Jamaica were shell shocked in the first half hardly touching the ball as Cayman attacked relentlessly, but tellingly Cayman could not convert any of the pressure into goals – Gamba from eight yards out, at full stretch and with the keeper beaten, was just unable to steer the ball into the goal and Maggie Garnett’s fantastic snapshot agonizingly pinged off the post after Mark Williams had found her unmarked on the left.
There were plenty of chances for both sides in the second half with both keepers bringing off several stunning saves – Weber for Cayman and Dr James “Splitter” Robertson for Jamaica. After a tense final five minutes the game went to extra time.
In the first minute of extra time Cayman committed the cardinal sin of not playing to the whistle. Jamaica attacked on the right, the ball struck a Cayman leg – Cayman stopped playing.
The umpire did not blow for a short corner as Cayman had anticipated, but the next time he did blow it was to signify a goal for Jamaica. In the split second that Cayman had stopped, Lynett Mitchell of Jamaica from point blank range fired the ball into the backboards – perfectly justifying the decision of the umpire, Andrew Edgington, to play the advantage.
For the next 19 minutes and with renewed vigour Cayman drove forward, Pavel Vondra, Aaron Gardner and Jenny Jones working extremely hard in the midfield. The pressure partially paid off with Cayman winning penalty corner after penalty corner in both periods of extra time, but depressingly none were even close to being converted.

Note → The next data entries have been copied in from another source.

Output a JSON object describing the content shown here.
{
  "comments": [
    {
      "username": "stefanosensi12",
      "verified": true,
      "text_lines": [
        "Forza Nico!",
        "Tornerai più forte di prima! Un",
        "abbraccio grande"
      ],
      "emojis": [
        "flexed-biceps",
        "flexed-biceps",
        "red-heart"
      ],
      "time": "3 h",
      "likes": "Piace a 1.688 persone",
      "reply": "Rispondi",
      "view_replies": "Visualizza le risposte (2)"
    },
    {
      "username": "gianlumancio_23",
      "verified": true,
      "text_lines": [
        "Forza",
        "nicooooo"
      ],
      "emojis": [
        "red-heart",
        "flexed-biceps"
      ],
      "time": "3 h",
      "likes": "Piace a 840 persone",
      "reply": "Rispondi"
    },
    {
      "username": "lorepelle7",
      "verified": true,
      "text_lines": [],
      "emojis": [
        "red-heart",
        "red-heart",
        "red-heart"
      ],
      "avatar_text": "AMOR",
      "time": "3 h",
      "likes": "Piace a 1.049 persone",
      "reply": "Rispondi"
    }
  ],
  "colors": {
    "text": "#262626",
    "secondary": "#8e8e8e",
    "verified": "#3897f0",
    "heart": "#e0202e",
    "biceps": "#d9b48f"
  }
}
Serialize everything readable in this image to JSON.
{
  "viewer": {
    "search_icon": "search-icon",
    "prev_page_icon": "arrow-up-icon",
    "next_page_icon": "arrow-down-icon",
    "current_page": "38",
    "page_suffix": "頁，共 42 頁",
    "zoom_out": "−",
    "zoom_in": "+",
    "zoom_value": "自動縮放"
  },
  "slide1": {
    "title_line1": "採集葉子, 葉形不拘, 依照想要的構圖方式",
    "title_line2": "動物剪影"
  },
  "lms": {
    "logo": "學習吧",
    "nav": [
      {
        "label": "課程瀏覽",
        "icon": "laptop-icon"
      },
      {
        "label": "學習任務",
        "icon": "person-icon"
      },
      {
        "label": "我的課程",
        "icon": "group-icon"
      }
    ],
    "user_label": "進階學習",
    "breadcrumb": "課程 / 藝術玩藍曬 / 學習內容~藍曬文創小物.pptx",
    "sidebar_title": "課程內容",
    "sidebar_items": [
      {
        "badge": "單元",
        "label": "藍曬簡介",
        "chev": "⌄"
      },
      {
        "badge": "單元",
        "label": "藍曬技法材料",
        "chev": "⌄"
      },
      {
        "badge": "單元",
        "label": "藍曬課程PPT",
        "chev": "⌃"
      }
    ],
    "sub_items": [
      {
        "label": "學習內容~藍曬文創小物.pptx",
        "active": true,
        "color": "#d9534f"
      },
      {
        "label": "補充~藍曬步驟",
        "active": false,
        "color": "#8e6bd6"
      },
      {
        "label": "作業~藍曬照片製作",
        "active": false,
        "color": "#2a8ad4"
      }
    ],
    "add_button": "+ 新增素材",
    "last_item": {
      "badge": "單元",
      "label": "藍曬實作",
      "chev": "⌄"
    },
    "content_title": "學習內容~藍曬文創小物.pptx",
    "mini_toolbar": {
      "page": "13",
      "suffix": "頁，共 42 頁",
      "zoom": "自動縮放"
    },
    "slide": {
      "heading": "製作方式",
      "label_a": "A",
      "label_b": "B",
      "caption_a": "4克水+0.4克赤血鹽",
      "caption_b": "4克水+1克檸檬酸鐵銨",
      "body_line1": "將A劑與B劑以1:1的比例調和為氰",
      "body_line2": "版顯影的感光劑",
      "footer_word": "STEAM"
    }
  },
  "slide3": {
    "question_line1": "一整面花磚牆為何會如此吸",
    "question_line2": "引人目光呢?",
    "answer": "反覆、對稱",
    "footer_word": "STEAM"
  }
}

And so eventually the final whistle came to send the Jamaican Hockey Federation into raptures and the Cayman Islands hockey team reaching for the nearest bottle of rum – rather depressingly, most of those were already empty too!
While the organisers of the tournament were duly thanked at the closing ceremony, there was one man that stood out like a beacon of selflessness without the plaudits adorned to others, Simon Barwick.
On behalf of the entire Cayman squad they extended thanks to him for ensuring a complete photographic record of the weekend is in place, updating the internet sites during the weekend and doing a sterling job of almost single handedly clearing up at the end.